--- START ---

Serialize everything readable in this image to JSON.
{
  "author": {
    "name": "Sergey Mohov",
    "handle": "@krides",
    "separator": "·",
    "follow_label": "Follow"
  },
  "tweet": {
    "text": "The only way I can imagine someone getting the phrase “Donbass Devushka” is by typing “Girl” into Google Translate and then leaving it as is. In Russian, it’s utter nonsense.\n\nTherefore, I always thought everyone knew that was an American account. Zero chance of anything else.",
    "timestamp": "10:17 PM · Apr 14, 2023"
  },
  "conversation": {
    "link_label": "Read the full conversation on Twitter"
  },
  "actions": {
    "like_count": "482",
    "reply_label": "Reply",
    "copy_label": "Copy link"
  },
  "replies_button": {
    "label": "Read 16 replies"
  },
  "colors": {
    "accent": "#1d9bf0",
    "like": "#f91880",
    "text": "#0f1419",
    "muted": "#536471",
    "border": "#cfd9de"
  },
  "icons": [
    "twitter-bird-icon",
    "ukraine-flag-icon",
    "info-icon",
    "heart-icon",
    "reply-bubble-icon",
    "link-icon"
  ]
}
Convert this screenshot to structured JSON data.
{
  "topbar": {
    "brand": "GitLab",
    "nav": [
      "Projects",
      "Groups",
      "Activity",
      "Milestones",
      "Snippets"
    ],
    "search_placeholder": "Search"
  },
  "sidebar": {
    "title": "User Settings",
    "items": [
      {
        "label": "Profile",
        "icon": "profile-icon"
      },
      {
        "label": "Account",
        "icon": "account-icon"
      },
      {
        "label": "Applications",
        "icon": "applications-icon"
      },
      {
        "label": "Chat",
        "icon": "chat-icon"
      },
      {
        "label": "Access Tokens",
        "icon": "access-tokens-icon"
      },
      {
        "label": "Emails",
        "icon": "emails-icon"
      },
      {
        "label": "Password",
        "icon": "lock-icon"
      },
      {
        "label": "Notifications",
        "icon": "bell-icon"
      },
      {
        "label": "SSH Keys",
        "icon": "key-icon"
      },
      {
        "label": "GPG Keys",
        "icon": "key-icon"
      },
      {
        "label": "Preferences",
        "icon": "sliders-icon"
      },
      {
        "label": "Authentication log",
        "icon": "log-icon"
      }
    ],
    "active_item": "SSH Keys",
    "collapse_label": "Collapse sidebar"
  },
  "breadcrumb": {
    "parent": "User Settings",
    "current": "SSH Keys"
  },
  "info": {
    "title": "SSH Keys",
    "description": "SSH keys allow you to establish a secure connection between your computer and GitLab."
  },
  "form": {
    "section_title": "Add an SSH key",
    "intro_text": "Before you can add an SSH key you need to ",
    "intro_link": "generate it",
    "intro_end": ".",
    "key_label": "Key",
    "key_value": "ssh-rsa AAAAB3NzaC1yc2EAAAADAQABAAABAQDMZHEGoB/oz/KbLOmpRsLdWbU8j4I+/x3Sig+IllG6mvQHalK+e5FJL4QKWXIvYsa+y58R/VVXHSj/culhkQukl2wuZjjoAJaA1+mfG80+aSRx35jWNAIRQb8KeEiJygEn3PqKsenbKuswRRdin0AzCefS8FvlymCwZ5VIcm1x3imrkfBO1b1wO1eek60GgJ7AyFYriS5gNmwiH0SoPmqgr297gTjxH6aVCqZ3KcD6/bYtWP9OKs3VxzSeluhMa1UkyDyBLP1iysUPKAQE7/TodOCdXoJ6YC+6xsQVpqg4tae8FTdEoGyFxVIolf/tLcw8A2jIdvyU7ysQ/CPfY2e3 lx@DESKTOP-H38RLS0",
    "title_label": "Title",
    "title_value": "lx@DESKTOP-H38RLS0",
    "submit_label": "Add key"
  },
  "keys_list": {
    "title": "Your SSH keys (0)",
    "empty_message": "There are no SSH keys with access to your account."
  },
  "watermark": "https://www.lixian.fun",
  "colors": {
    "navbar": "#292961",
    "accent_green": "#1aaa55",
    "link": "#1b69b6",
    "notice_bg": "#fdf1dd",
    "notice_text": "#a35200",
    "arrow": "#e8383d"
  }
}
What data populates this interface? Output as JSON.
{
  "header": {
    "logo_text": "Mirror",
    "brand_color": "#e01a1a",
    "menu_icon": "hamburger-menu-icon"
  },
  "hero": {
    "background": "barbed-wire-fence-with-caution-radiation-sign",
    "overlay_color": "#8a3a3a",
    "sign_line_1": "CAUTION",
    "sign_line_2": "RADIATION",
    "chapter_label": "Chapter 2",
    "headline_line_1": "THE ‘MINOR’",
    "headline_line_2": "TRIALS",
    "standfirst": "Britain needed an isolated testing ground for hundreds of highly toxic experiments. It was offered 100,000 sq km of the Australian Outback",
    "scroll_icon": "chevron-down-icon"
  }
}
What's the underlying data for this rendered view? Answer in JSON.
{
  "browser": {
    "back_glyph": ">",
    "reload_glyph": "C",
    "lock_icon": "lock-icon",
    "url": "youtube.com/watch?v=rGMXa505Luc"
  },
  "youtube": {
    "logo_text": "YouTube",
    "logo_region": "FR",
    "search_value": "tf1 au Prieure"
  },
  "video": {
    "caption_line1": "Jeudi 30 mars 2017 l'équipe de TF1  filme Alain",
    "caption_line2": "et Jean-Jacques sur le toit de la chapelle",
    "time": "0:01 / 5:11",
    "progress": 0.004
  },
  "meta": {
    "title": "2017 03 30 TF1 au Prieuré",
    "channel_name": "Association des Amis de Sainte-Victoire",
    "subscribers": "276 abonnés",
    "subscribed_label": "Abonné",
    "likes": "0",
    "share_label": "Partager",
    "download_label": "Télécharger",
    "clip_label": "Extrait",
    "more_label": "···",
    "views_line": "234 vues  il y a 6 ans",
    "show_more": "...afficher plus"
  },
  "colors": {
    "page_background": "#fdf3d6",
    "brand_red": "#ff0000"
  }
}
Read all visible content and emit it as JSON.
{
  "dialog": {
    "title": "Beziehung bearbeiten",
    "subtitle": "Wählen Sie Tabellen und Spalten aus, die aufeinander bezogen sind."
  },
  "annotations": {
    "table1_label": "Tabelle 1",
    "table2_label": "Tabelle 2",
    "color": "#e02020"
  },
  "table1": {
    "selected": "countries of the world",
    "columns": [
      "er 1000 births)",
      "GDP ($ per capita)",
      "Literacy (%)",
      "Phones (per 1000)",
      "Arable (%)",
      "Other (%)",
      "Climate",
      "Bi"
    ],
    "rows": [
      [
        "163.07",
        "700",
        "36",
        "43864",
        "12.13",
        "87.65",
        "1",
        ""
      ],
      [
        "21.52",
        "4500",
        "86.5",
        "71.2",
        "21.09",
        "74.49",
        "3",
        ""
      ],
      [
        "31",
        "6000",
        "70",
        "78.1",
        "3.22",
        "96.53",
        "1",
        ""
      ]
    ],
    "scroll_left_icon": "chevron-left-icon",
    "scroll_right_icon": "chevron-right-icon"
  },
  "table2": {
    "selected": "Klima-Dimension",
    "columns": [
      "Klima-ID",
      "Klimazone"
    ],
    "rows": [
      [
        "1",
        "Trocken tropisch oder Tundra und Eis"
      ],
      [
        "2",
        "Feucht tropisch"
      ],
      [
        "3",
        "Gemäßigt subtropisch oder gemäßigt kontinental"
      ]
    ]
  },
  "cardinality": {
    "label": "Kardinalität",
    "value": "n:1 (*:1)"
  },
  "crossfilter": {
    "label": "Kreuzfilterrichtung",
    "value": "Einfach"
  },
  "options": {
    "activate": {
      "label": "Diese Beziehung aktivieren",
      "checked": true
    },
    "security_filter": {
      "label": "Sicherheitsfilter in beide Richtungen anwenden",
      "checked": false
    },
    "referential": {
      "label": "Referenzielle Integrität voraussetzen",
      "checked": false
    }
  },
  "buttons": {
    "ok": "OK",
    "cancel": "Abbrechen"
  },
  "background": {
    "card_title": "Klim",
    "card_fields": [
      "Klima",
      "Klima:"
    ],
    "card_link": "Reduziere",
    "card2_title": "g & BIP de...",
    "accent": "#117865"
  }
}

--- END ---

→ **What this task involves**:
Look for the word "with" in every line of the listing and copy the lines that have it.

→ **Task output**:
    "empty_message": "There are no SSH keys with access to your account."
    "background": "barbed-wire-fence-with-caution-radiation-sign",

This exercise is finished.